Instructions to follow
A faithful copy of the entries is required, with no images in it.

The records
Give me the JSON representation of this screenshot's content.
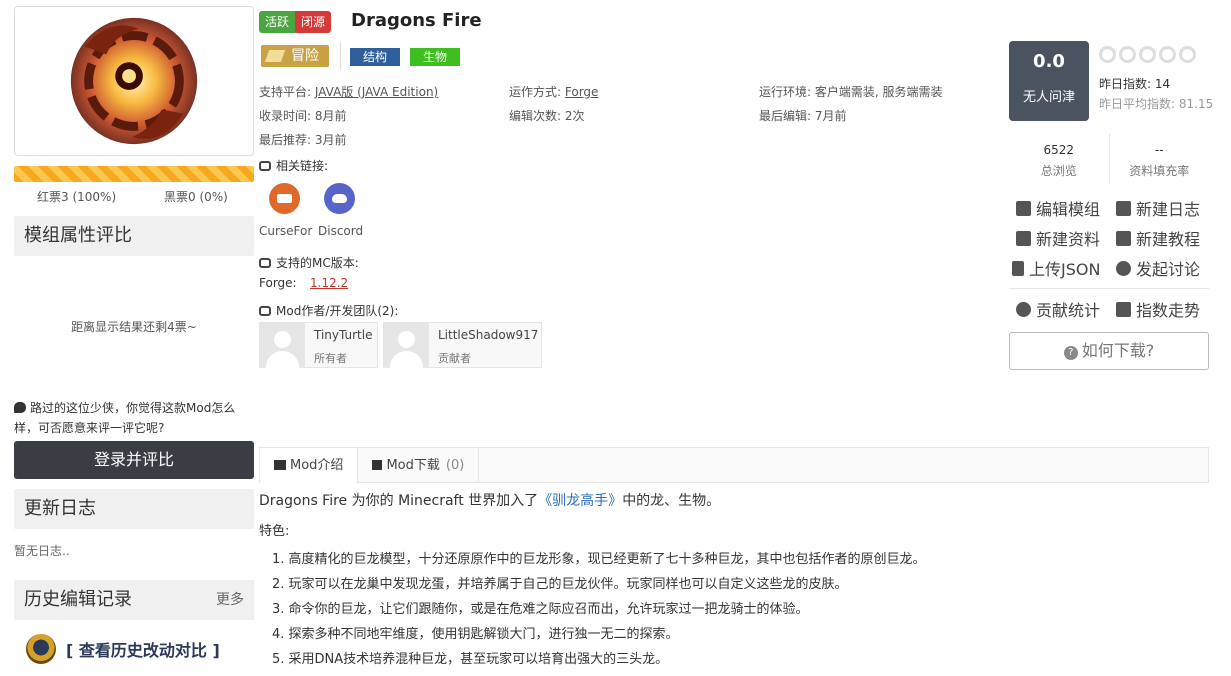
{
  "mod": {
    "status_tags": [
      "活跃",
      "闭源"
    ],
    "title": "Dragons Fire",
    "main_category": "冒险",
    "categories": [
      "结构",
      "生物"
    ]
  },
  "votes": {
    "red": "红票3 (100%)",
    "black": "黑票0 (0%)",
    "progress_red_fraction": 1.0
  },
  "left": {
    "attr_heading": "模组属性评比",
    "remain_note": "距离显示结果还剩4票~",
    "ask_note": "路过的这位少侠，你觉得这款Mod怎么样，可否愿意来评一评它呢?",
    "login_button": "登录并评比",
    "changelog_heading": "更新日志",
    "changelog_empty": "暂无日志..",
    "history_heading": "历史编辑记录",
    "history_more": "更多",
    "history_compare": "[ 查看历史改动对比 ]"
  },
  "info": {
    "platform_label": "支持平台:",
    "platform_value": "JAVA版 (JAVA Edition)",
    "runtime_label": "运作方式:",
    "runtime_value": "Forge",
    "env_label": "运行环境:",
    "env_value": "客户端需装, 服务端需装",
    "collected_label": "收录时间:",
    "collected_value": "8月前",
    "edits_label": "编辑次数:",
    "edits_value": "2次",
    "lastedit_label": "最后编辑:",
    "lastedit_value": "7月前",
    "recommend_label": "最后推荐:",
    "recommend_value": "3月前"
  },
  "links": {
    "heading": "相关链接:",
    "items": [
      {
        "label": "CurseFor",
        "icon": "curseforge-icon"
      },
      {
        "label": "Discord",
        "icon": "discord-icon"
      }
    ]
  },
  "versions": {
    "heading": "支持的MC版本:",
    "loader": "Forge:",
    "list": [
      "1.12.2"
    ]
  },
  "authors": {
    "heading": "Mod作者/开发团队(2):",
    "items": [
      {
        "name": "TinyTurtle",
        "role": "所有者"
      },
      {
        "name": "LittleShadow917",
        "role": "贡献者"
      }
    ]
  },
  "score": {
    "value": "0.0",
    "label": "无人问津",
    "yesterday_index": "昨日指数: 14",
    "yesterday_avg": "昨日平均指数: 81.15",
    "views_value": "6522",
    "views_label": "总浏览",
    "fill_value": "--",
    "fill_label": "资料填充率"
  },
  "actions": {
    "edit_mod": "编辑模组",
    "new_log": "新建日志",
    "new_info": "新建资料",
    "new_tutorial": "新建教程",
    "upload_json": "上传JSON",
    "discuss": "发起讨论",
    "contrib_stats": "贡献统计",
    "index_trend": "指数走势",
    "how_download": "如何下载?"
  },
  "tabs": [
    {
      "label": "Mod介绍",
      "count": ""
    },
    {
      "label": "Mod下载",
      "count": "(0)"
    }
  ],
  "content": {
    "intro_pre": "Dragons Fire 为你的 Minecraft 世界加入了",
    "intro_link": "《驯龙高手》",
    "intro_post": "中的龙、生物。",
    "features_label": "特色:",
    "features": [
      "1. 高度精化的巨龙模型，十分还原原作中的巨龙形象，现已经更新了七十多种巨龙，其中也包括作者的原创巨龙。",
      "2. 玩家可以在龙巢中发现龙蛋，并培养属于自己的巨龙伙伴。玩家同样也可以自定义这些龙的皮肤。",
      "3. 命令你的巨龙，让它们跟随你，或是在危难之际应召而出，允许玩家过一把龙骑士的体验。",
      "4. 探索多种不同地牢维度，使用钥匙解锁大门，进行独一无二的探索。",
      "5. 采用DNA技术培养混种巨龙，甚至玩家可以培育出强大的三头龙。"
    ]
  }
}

Problem solution
Give me the JSON representation of this screenshot's content.
{
  "mod": {
    "status_tags": [
      "活跃",
      "闭源"
    ],
    "title": "Dragons Fire",
    "main_category": "冒险",
    "categories": [
      "结构",
      "生物"
    ]
  },
  "votes": {
    "red": "红票3 (100%)",
    "black": "黑票0 (0%)",
    "progress_red_fraction": 1.0
  },
  "left": {
    "attr_heading": "模组属性评比",
    "remain_note": "距离显示结果还剩4票~",
    "ask_note": "路过的这位少侠，你觉得这款Mod怎么样，可否愿意来评一评它呢?",
    "login_button": "登录并评比",
    "changelog_heading": "更新日志",
    "changelog_empty": "暂无日志..",
    "history_heading": "历史编辑记录",
    "history_more": "更多",
    "history_compare": "[ 查看历史改动对比 ]"
  },
  "info": {
    "platform_label": "支持平台:",
    "platform_value": "JAVA版 (JAVA Edition)",
    "runtime_label": "运作方式:",
    "runtime_value": "Forge",
    "env_label": "运行环境:",
    "env_value": "客户端需装, 服务端需装",
    "collected_label": "收录时间:",
    "collected_value": "8月前",
    "edits_label": "编辑次数:",
    "edits_value": "2次",
    "lastedit_label": "最后编辑:",
    "lastedit_value": "7月前",
    "recommend_label": "最后推荐:",
    "recommend_value": "3月前"
  },
  "links": {
    "heading": "相关链接:",
    "items": [
      {
        "label": "CurseFor",
        "icon": "curseforge-icon"
      },
      {
        "label": "Discord",
        "icon": "discord-icon"
      }
    ]
  },
  "versions": {
    "heading": "支持的MC版本:",
    "loader": "Forge:",
    "list": [
      "1.12.2"
    ]
  },
  "authors": {
    "heading": "Mod作者/开发团队(2):",
    "items": [
      {
        "name": "TinyTurtle",
        "role": "所有者"
      },
      {
        "name": "LittleShadow917",
        "role": "贡献者"
      }
    ]
  },
  "score": {
    "value": "0.0",
    "label": "无人问津",
    "yesterday_index": "昨日指数: 14",
    "yesterday_avg": "昨日平均指数: 81.15",
    "views_value": "6522",
    "views_label": "总浏览",
    "fill_value": "--",
    "fill_label": "资料填充率"
  },
  "actions": {
    "edit_mod": "编辑模组",
    "new_log": "新建日志",
    "new_info": "新建资料",
    "new_tutorial": "新建教程",
    "upload_json": "上传JSON",
    "discuss": "发起讨论",
    "contrib_stats": "贡献统计",
    "index_trend": "指数走势",
    "how_download": "如何下载?"
  },
  "tabs": [
    {
      "label": "Mod介绍",
      "count": ""
    },
    {
      "label": "Mod下载",
      "count": "(0)"
    }
  ],
  "content": {
    "intro_pre": "Dragons Fire 为你的 Minecraft 世界加入了",
    "intro_link": "《驯龙高手》",
    "intro_post": "中的龙、生物。",
    "features_label": "特色:",
    "features": [
      "1. 高度精化的巨龙模型，十分还原原作中的巨龙形象，现已经更新了七十多种巨龙，其中也包括作者的原创巨龙。",
      "2. 玩家可以在龙巢中发现龙蛋，并培养属于自己的巨龙伙伴。玩家同样也可以自定义这些龙的皮肤。",
      "3. 命令你的巨龙，让它们跟随你，或是在危难之际应召而出，允许玩家过一把龙骑士的体验。",
      "4. 探索多种不同地牢维度，使用钥匙解锁大门，进行独一无二的探索。",
      "5. 采用DNA技术培养混种巨龙，甚至玩家可以培育出强大的三头龙。"
    ]
  }
}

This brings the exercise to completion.